There are over 50,000 individuals working in the electronic cigarette industry and 2 million in other related industries.

Photo: Tuchong

The Chinese Electronic Cigarette Industry Committee called on its members to refrain from underselling their products and downsizing their staff to avoid a panic in the industry, Chinese media outlet stcn.com reported on Monday.

The e-cig trade body, which is affiliated with China Electronics Chamber of Commerce (CECC),  made such remarks on an internal meeting held in Shenzhen on Friday, adding that orders for electronic cigarettes have been dwindling after Chinese regulators, including the State Tobacco Monopoly Administration (STMA), shut down all online marketing and sales channels for the industry at the beginning of this month.

Currently, there are 50,000 individuals working in the electronic cigarette industry and 2 million in other related industries, according to the trade body. Between 2016 and 2018, a total of e-cig worth RMB 13 billion (USD 1.9 billion) were produced and sold in China, and a number of such devices for a value of RMB 52 billion were manufactured in the country and exported to other nations, the trade body added.

China’s Electronic Cigarette Industry Committee called on the government to roll-out industry-specific regulations to allow the e-cig national industry to develop itself in a healthy and orderly manner, while maintaining a leading role worldwide.

Zhang Dong, a senior partner of law firm Dentons, told Chinese media outlet Rancaijing that it is very possible that the government may include electronic cigarettes into China’s traditional tobacco industry legislation. He said that if the government would regulate electronic cigarettes as medicines, that would be too harsh, but if authorities would treat them as medical instruments, that would go against the fact that such devices cannot help its user to quit smoking.

China established the China National Tobacco Corporation in 1982 as the business entity responsible for enforcing the tobacco monopoly in China, and set up the STMA in 1984 as the government’s regulatory arm.
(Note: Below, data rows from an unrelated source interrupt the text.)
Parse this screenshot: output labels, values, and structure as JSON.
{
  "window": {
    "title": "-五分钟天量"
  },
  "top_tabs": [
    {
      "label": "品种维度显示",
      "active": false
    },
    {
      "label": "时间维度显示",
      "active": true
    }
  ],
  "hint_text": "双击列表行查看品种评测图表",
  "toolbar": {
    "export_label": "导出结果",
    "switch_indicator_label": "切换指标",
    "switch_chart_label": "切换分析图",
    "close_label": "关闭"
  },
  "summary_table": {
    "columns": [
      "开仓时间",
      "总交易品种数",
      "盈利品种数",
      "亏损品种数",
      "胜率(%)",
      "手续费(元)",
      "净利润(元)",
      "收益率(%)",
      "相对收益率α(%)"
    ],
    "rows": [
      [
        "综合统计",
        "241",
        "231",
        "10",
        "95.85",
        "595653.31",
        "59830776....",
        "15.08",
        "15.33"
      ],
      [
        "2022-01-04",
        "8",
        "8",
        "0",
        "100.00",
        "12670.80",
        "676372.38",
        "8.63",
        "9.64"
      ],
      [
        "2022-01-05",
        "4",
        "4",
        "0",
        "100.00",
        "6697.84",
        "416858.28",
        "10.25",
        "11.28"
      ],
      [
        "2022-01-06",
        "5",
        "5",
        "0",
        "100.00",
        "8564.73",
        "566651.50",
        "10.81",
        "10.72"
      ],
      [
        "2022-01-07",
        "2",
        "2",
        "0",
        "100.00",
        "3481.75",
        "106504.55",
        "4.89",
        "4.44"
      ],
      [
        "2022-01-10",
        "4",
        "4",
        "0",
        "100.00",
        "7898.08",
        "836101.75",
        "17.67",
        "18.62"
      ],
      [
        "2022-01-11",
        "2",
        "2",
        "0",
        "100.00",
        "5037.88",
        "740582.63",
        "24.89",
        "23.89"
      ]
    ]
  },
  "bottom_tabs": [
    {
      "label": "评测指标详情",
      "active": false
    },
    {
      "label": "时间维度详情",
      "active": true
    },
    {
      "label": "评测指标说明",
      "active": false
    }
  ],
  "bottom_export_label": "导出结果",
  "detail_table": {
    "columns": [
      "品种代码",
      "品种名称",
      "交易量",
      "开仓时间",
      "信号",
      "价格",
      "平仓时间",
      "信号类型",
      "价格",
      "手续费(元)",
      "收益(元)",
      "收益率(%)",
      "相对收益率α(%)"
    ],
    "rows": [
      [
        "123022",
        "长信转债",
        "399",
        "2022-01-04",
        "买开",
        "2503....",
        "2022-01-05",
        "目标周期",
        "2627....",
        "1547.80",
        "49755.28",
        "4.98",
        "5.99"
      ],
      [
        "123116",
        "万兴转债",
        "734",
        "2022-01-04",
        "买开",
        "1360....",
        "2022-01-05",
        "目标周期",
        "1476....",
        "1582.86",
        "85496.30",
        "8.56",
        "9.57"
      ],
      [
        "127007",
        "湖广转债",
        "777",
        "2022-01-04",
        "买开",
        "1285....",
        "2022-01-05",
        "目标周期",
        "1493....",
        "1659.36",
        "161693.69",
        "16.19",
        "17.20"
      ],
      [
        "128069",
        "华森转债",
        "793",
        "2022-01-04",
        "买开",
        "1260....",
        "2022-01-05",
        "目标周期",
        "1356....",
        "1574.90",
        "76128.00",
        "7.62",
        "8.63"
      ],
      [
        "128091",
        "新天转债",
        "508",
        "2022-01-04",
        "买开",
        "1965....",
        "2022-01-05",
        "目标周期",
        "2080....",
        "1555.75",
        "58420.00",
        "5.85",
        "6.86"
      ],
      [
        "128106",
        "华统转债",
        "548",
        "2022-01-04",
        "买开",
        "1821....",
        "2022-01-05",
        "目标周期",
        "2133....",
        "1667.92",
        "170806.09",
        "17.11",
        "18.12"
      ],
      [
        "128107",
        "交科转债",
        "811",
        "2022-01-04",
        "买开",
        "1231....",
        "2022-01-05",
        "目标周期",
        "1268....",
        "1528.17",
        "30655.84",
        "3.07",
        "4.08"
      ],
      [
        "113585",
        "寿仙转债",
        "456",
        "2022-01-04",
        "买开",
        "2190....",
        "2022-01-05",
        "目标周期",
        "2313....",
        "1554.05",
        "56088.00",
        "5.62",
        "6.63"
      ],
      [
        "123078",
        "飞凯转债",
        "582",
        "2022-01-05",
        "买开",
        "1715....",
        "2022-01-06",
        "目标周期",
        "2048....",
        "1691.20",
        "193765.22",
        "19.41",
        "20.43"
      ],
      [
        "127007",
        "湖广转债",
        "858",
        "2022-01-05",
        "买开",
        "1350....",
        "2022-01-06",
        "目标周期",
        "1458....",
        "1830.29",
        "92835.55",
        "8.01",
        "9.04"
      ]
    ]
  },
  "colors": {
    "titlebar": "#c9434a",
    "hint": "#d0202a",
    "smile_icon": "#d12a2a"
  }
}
Both institutions are now one organization with the same leadership and structure and even share the same website.

Anticipating the government’s new specific rules regarding where electronic cigarettes can be sold, e-cigs brands and distributors have taken the initiative to sell its products in brick-and-mortar shops, including convenience stores and internet bars.

An unnamed electronic cigarette brand owner told Rancaijing that his company needs to pay various fees, up to RMB 500,000, to put its devices on the shelves of convenience store chain operator Bianlifeng.

China is the world’s largest tobacco market, home to 350 million smokers, according to data cited by Iyiou. The country has more than 7.4 million e-cigarette consumers, and is also the largest producer of e-cigarette products, the New York Times reported, according to a study by Tsinghua University’s Public Health and Technology Supervision Research Group.